To say that the Prime minister was disappointed shows how much this popinjay inspires fear. Instead, if I had been in Morrison’s socks, I would have sought legal advice on the offence of inciting a crime. Such an action as I understand it has also been legislated in the Crimes Prevention Act 1916 (NSW) (‘the Act’) and s11.4 of the Criminal Code 1995. The Act is extremely brief, and therefore it should not be difficult to get an opinion. There are also specific offences within the Crimes Act 1900 that include ‘inciting’ as an element of the offence – murder (s26), suicide (s31C) and sexual assaults (s80G). Nobody – just nobody – even this person, has the right I would have thought to ask me to kill the New Zealand Prime Minister.
The reason is that I would have not been just “disappointed” – I would have seen if criminal charges were warranted, and that course of action remains open to the Australian Prime Minister.
Withdrawal of sponsorship for his program is tacit disgust by his money trail. Although don’t forget that they signed up to advertise on his program in the first place …
Yet this sponsor displeasure and the outraged responses in social media starkly contrast with the attitude and behaviour of Jones’ employer. A slap on his sock is his retribution.
And sending a sock to Costello? If that is true, what form of pointless “smart-arsery” is that? This man Jones should have his day in court if the legal advice confirms he has a case to answer.

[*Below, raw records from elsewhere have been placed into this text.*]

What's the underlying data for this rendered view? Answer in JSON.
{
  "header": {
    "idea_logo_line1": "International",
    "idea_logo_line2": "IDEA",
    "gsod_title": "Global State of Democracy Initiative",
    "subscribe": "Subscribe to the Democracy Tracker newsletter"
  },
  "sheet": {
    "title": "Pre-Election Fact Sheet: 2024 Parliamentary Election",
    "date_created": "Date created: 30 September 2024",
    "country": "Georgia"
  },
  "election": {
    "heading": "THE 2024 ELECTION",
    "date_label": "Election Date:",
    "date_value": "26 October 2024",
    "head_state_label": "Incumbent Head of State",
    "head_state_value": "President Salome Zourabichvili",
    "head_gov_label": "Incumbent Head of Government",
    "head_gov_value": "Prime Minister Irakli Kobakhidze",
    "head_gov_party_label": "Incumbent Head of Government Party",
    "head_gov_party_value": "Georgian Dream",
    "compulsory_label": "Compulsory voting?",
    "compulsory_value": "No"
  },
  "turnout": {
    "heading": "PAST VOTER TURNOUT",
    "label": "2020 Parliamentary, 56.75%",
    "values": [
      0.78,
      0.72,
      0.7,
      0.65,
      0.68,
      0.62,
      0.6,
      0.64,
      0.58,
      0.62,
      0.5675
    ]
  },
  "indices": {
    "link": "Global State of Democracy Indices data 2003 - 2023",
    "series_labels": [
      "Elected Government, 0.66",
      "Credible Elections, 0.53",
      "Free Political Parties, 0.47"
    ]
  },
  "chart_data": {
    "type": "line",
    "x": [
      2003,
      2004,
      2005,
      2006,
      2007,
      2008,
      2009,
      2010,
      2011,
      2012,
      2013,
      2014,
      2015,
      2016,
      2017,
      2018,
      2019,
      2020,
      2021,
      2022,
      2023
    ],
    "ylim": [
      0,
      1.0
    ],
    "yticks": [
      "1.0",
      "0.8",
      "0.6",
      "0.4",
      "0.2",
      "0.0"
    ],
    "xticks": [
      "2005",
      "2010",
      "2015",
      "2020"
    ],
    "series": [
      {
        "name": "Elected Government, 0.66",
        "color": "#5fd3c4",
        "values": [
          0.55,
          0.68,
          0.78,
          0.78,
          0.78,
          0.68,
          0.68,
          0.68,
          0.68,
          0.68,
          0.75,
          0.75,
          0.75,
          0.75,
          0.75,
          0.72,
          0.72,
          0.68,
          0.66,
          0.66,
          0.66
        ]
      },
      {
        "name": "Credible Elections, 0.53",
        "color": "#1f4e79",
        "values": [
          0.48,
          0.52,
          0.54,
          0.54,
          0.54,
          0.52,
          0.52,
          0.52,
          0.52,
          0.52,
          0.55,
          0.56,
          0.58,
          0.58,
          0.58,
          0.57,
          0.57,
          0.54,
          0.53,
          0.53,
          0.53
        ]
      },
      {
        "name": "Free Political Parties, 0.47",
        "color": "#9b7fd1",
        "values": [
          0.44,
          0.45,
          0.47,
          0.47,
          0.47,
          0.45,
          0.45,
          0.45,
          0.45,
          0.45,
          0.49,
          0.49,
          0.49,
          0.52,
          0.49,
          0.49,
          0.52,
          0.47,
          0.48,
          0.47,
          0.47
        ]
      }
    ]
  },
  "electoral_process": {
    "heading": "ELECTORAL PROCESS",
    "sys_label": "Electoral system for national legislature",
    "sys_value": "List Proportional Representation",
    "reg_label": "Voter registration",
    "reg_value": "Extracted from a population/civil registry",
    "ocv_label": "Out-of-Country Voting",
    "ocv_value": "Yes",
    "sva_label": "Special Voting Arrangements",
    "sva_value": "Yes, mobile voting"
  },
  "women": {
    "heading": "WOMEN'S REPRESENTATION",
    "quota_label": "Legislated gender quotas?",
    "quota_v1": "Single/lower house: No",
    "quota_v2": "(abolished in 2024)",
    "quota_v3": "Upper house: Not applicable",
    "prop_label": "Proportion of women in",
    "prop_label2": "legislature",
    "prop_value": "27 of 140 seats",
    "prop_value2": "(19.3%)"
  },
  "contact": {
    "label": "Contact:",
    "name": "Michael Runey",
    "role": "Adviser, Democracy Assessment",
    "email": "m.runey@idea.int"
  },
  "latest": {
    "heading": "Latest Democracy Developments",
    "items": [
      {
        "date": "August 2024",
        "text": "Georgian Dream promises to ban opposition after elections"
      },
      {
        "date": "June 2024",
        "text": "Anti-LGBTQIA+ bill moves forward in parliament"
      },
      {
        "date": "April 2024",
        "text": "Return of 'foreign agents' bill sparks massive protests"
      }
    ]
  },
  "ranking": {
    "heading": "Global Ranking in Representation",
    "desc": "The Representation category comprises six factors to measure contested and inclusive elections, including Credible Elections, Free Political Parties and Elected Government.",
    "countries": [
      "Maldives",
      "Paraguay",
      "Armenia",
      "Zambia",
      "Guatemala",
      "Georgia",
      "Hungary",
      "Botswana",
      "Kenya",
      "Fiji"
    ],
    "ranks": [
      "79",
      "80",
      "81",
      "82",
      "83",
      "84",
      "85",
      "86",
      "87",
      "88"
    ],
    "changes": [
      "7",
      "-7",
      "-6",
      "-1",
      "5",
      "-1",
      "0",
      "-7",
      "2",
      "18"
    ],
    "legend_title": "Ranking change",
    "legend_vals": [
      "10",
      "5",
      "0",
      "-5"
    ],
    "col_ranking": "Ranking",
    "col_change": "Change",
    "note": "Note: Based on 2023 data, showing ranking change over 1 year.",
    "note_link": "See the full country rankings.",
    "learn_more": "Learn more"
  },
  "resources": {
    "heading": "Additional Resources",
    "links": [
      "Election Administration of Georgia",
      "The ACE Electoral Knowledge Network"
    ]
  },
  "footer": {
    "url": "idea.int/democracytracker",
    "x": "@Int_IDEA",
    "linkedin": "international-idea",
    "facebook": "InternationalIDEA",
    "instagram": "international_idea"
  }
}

Heard from a pulpit in Petersham:
In Portuguese, the word for share is dividir. Thinking about that word, sharing is indeed dividing, but not with a sense of equity. The problem is that “divide” has come to be a synonym for the meanness of the human spirit.